The West Hollywood City Council gave the go-ahead for rehabilitating the historic El Mirador apartment building and converting it to either an urban inn or condominiums at its Monday night meeting. That approval came despite the owner of the building publicly chastising the Council for the five-year process that had led to that point.
, but city staff brought the proposal back with new options for what to do with the 7-story, 32-unit Spanish Colonial Revival building constructed in 1929.
Following that July 2 meeting, Jerome Nash, who bought the building in 2002, told Weho Patch he intended to on the northeast corner of Fountain and Sweetzer avenues.
Councilmember John Duran said he didn’t want to see El Mirador meet the wrecking ball, calling it “one of the landmarks that define the city.”
Mayor Pro Tem Abbe Land said the building deserved to be preserved but didn’t think the development agreement for El Mirador was in the best interest of the city or the community. She wanted to wait until the city could come up with a comprehensive plan for rehabilitating the many aging apartment buildings in the city.
Councilmember John D’Amico said he didn’t know what the right answer was, but didn’t want to see the building torn down. He said he was willing to approve either the urban inn or condo option if it would preserve the building, calling it a chance for the Council to “make a mistake or do something great.”
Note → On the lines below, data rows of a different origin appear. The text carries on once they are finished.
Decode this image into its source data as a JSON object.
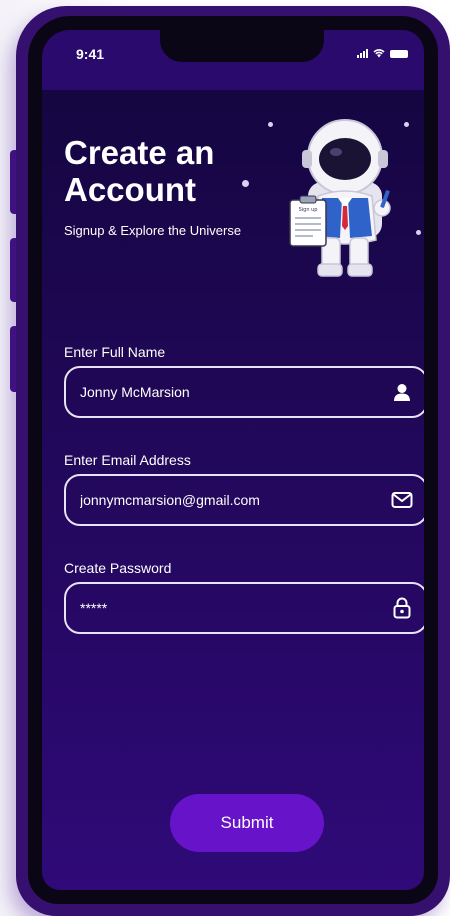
{
  "status_bar": {
    "time": "9:41"
  },
  "header": {
    "title": "Create an Account",
    "subtitle": "Signup & Explore the Universe",
    "illustration": "astronaut-holding-signup-clipboard",
    "clipboard_text": "Sign up"
  },
  "form": {
    "full_name": {
      "label": "Enter Full Name",
      "value": "Jonny McMarsion",
      "icon": "user-icon"
    },
    "email": {
      "label": "Enter Email Address",
      "value": "jonnymcmarsion@gmail.com",
      "icon": "mail-icon"
    },
    "password": {
      "label": "Create Password",
      "value": "*****",
      "icon": "lock-icon"
    },
    "submit_label": "Submit"
  },
  "colors": {
    "background_top": "#12063d",
    "background_bottom": "#2f0a78",
    "phone_frame": "#36106e",
    "button": "#6613c9",
    "field_border": "#e7e3f4"
  }
}
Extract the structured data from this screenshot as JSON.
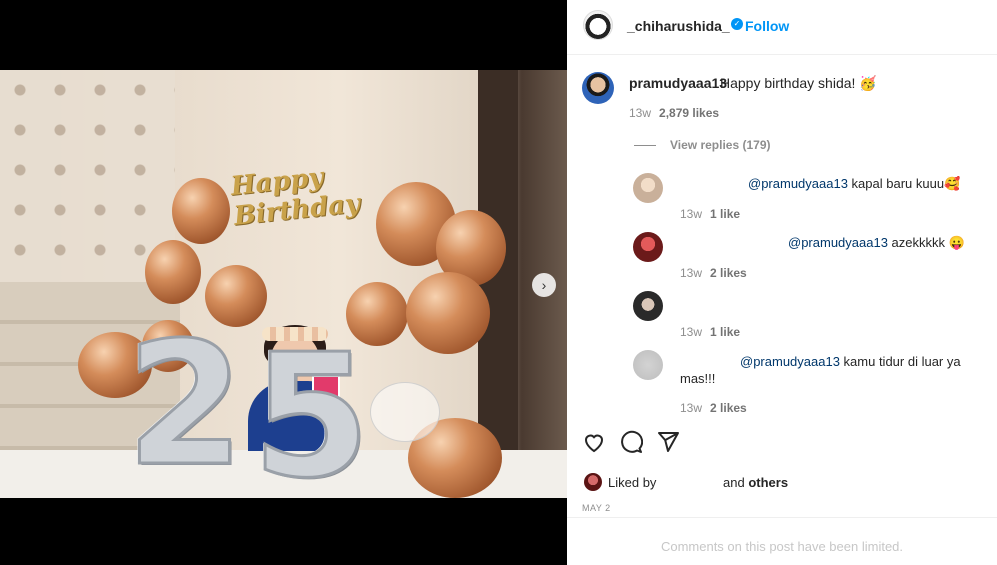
{
  "post": {
    "owner_username": "_chiharushida_",
    "follow_label": "Follow",
    "owner_avatar_icon": "avatar-icon",
    "verified_icon": "verified-badge-icon"
  },
  "photo": {
    "banner_text": "Happy Birthday",
    "number_digits": [
      "2",
      "5"
    ],
    "next_icon": "chevron-right-icon"
  },
  "main_comment": {
    "username": "pramudyaaa13",
    "text": "Happy birthday shida! 🥳",
    "time": "13w",
    "likes": "2,879 likes",
    "view_replies": "View replies (179)"
  },
  "replies": [
    {
      "mention": "@pramudyaaa13",
      "text": " kapal baru kuuu🥰",
      "time": "13w",
      "likes": "1 like"
    },
    {
      "mention": "@pramudyaaa13",
      "text": " azekkkkk 😛",
      "time": "13w",
      "likes": "2 likes"
    },
    {
      "mention": "",
      "text": "",
      "time": "13w",
      "likes": "1 like"
    },
    {
      "mention": "@pramudyaaa13",
      "text": " kamu tidur di luar ya mas!!!",
      "time": "13w",
      "likes": "2 likes"
    }
  ],
  "actions": {
    "like_icon": "heart-icon",
    "comment_icon": "comment-icon",
    "share_icon": "share-icon"
  },
  "liked_by": {
    "prefix": "Liked by",
    "and_text": "and ",
    "others": "others"
  },
  "date": "MAY 2",
  "comments_limited": "Comments on this post have been limited.",
  "colors": {
    "accent": "#0095f6",
    "mention": "#00376b",
    "muted": "#8e8e8e"
  }
}
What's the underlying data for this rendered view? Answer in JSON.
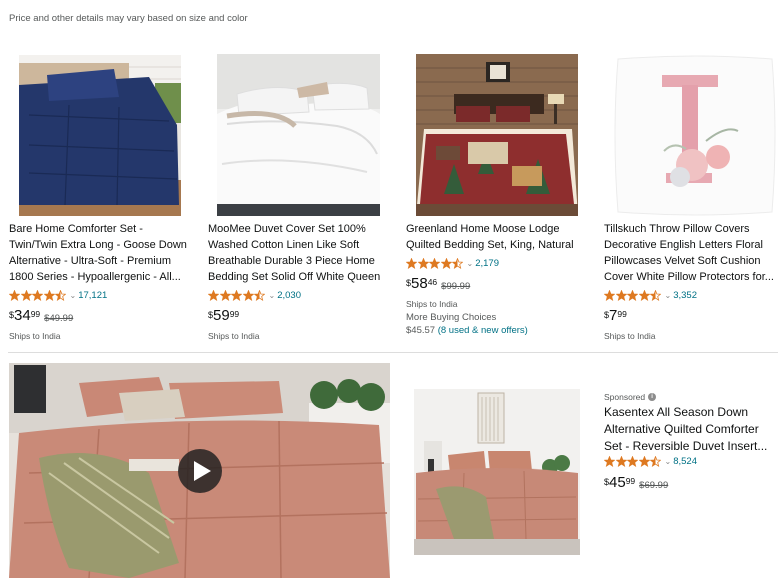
{
  "note": "Price and other details may vary based on size and color",
  "colors": {
    "link": "#007185",
    "star": "#de7921",
    "text": "#0f1111",
    "muted": "#565959"
  },
  "products": [
    {
      "title_lines": [
        "Bare Home Comforter Set -",
        "Twin/Twin Extra Long - Goose Down",
        "Alternative - Ultra-Soft - Premium",
        "1800 Series - Hypoallergenic - All..."
      ],
      "rating_stars": 4.5,
      "review_count": "17,121",
      "price_currency": "$",
      "price_whole": "34",
      "price_fraction": "99",
      "list_price": "$49.99",
      "ships": "Ships to India"
    },
    {
      "title_lines": [
        "MooMee Duvet Cover Set 100%",
        "Washed Cotton Linen Like Soft",
        "Breathable Durable 3 Piece Home",
        "Bedding Set Solid Off White Queen"
      ],
      "rating_stars": 4.5,
      "review_count": "2,030",
      "price_currency": "$",
      "price_whole": "59",
      "price_fraction": "99",
      "ships": "Ships to India"
    },
    {
      "title_lines": [
        "Greenland Home Moose Lodge",
        "Quilted Bedding Set, King, Natural"
      ],
      "rating_stars": 4.5,
      "review_count": "2,179",
      "price_currency": "$",
      "price_whole": "58",
      "price_fraction": "46",
      "list_price": "$99.99",
      "ships": "Ships to India",
      "more_buying": "More Buying Choices",
      "offer_price": "$45.57",
      "offer_link": "(8 used & new offers)"
    },
    {
      "title_lines": [
        "Tillskuch Throw Pillow Covers",
        "Decorative English Letters Floral",
        "Pillowcases Velvet Soft Cushion",
        "Cover White Pillow Protectors for..."
      ],
      "rating_stars": 4.5,
      "review_count": "3,352",
      "price_currency": "$",
      "price_whole": "7",
      "price_fraction": "99",
      "ships": "Ships to India"
    },
    {
      "title_lines": [
        "Kasentex All Season Down",
        "Alternative Quilted Comforter",
        "Set - Reversible Duvet Insert..."
      ],
      "rating_stars": 4.5,
      "review_count": "8,524",
      "price_currency": "$",
      "price_whole": "45",
      "price_fraction": "99",
      "list_price": "$69.99"
    }
  ],
  "sponsored": {
    "label": "Sponsored",
    "icon": "info-icon",
    "icon_glyph": "i"
  },
  "video": {
    "icon": "play-icon"
  }
}
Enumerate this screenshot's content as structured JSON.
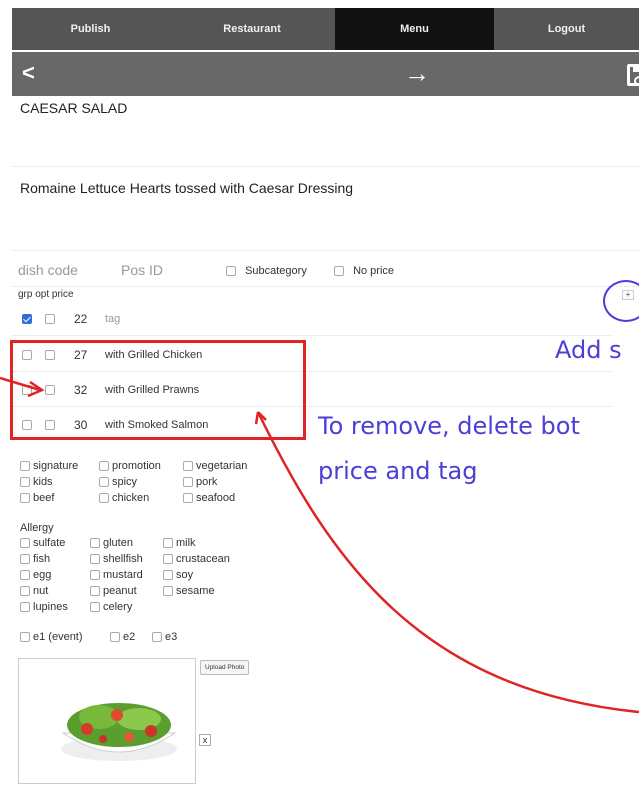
{
  "nav": {
    "tabs": [
      {
        "label": "Publish",
        "active": false
      },
      {
        "label": "Restaurant",
        "active": false
      },
      {
        "label": "Menu",
        "active": true
      },
      {
        "label": "Logout",
        "active": false
      }
    ]
  },
  "subbar": {
    "back_icon": "chevron-left-icon",
    "next_icon": "arrow-right-icon",
    "save_icon": "save-icon"
  },
  "dish": {
    "title": "CAESAR SALAD",
    "description": "Romaine Lettuce Hearts tossed with Caesar Dressing"
  },
  "codes": {
    "dish_code_placeholder": "dish code",
    "pos_id_placeholder": "Pos ID",
    "subcategory_label": "Subcategory",
    "no_price_label": "No price"
  },
  "price_header": "grp opt  price",
  "add_button_label": "+",
  "price_rows": [
    {
      "grp": true,
      "opt": false,
      "price": "22",
      "tag": "tag",
      "tag_is_placeholder": true
    },
    {
      "grp": false,
      "opt": false,
      "price": "27",
      "tag": "with Grilled Chicken",
      "tag_is_placeholder": false
    },
    {
      "grp": false,
      "opt": false,
      "price": "32",
      "tag": "with Grilled Prawns",
      "tag_is_placeholder": false
    },
    {
      "grp": false,
      "opt": false,
      "price": "30",
      "tag": "with Smoked Salmon",
      "tag_is_placeholder": false
    }
  ],
  "annotations": {
    "add": "Add s",
    "remove_line1": "To remove, delete bot",
    "remove_line2": "price and tag",
    "color": "#4b3fd6",
    "box_color": "#e02424"
  },
  "attributes": [
    [
      "signature",
      "promotion",
      "vegetarian"
    ],
    [
      "kids",
      "spicy",
      "pork"
    ],
    [
      "beef",
      "chicken",
      "seafood"
    ]
  ],
  "allergy": {
    "heading": "Allergy",
    "items": [
      [
        "sulfate",
        "gluten",
        "milk"
      ],
      [
        "fish",
        "shellfish",
        "crustacean"
      ],
      [
        "egg",
        "mustard",
        "soy"
      ],
      [
        "nut",
        "peanut",
        "sesame"
      ],
      [
        "lupines",
        "celery"
      ]
    ]
  },
  "events": [
    "e1 (event)",
    "e2",
    "e3"
  ],
  "photo": {
    "upload_label": "Upload Photo",
    "remove_label": "x",
    "image_icon": "salad-photo"
  }
}
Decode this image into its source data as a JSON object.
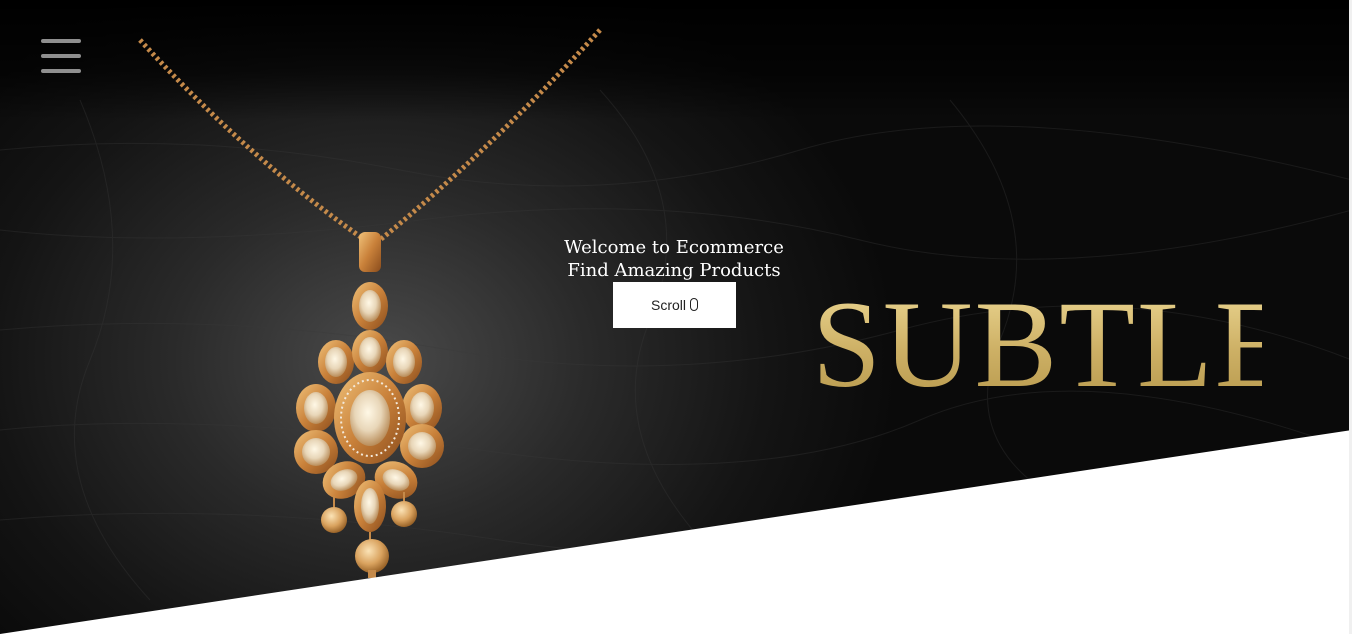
{
  "nav": {
    "menu_icon": "hamburger-menu-icon"
  },
  "hero": {
    "welcome_line1": "Welcome to Ecommerce",
    "welcome_line2": "Find Amazing Products",
    "scroll_label": "Scroll",
    "scroll_icon": "mouse-icon",
    "brand_word": "SUBTLE",
    "colors": {
      "background": "#0a0a0a",
      "brand_gold": "#d8c07a",
      "button_bg": "#ffffff",
      "menu_icon": "#8f8f8f"
    }
  }
}
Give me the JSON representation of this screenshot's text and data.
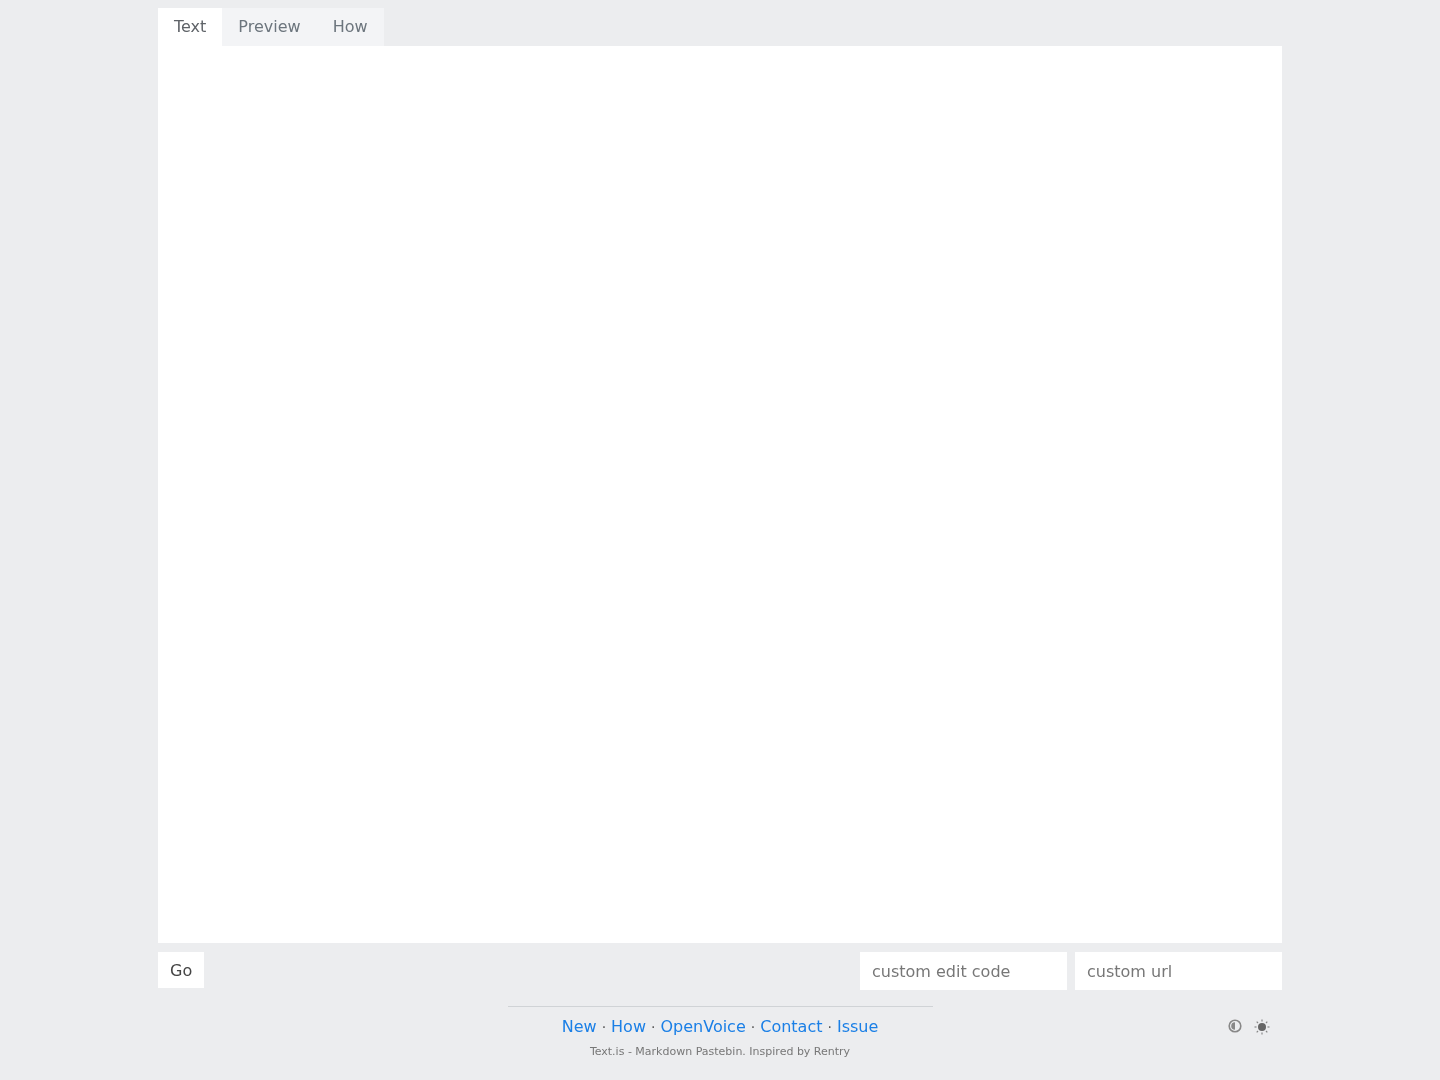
{
  "tabs": [
    {
      "label": "Text",
      "selected": true
    },
    {
      "label": "Preview",
      "selected": false
    },
    {
      "label": "How",
      "selected": false
    }
  ],
  "go_button": "Go",
  "fields": [
    {
      "placeholder": "custom edit code"
    },
    {
      "placeholder": "custom url"
    }
  ],
  "footer": {
    "nav": [
      {
        "kind": "link",
        "text": "New"
      },
      {
        "kind": "separator",
        "text": "·"
      },
      {
        "kind": "link",
        "text": "How"
      },
      {
        "kind": "separator",
        "text": "·"
      },
      {
        "kind": "link",
        "text": "OpenVoice"
      },
      {
        "kind": "separator",
        "text": "·"
      },
      {
        "kind": "link",
        "text": "Contact"
      },
      {
        "kind": "separator",
        "text": "·"
      },
      {
        "kind": "link",
        "text": "Issue"
      }
    ],
    "credit": "Text.is - Markdown Pastebin. Inspired by Rentry"
  }
}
Mayor Jeff Prang said he had agonized over the decision more than any other. He said that there was no good decision, but felt it would be a “tragedy” if the building was demolished. He said as long as the development agreement was structured so as not to create a precedent, he was willing to support the agreement.
The Council voted 3-1 to approve the agreement. Land voted against it. Councilmember John Heilman, who is traveling in Europe, was absent.
Nash and City Attorney Mike Jenkins will now work out the specifics of the urban inn or condominium plan (or some combination of the two) and bring it back to the Council for final approval.
However, Nash told Weho Patch he was bothered that city staff had not sent him a copy of the proposal the Council was considering, that he hadn’t seen it until Monday morning.
“Obviously they are making a statement that they want to keep the building,” Nash told Patch after the Council’s decision. “But none of the staff options were discussed with me beforehand. That’s outrageous.”
During the meeting, Jenkins publicly apologized to Nash for the oversight.
Nash Gets His Chance to Speak
Prior to the Council approving the plan, Nash was given 10 minutes to speak. He used that time to air his frustrations about the five-year process he had endured trying to get the building rehabilitated.
In 2007, the glass fell out of a fourth floor window of El Mirador. The city’s Code Compliance Department cited Nash, telling him to fix the window, while the Rent Stabilization Commission gave the tenants a rent reduction.
Because the city designated the building a “cultural resource” in 1992, the Historic Preservation Commission had to approve any replacement windows. However, the Commission did not approve that request, saying it did not have guidelines about the U.S. Secretary of the Interior’s standards for historic windows.
After attempting to negotiate some kind of agreement to get the building rehabilitated without success, Nash used the Ellis Act to evict the tenants and leave the rental business in Sept. 2010. The building has been vacant since that time.
Nash blasted the Council and the city for letting this situation escalate to the point where he felt forced to Ellis the building, a move about which he said he gave the city plenty of advance notice.
“You have done this building in,” Nash said. “I’m a property owner that wants to provide habitable conditions for tenants . . . blood is on your hands for Ellising properties.”
Prang acknowledged duirng his comments later that the city had made mistakes throughout the process, saying the right hand didn’t know what the left hand was doing.
Nash criticized Land, saying he had made many calls to her office over the years trying to work out the situation, none returned until a few months ago.
“This building and the destruction of the building is on your neck,” Nash said to Land.
Land responded in her comments that she had not returned the phone calls because Nash had threatened a lawsuit against the city.
Nash said Land also had spoken badly of him for Ellising the building, something he considered hypocritical since the city had used the Ellis Act to evict the tenants at Tara (1343 Laurel Avenue; a home donated to the city by its late owner).
Land said she had never attempted to hide the fact she didn’t like him Ellising the building, that she’s unhappy whenever a building is Ellised. She also acknowledged that the city had Ellised the tenants at Tara.
Nash also criticized Heilman, saying he had made almost 30 phone calls to him over the years trying to work on the situation, none of them were returned until after he had Ellised the building. Yet even when he and Heilman had a face-to-face meeting, Nash said they couldn’t come to terms.
Nash, who owns six other buildings in West Hollywood, said he would promise never to Ellis another building if Heilman would resign from the City Council.
“If he wants to show his true advocacy for tenants’ rights, Heilman step down. I will never ever do it again,” Nash said.
As he was absent, Heilman could not respond to the charges.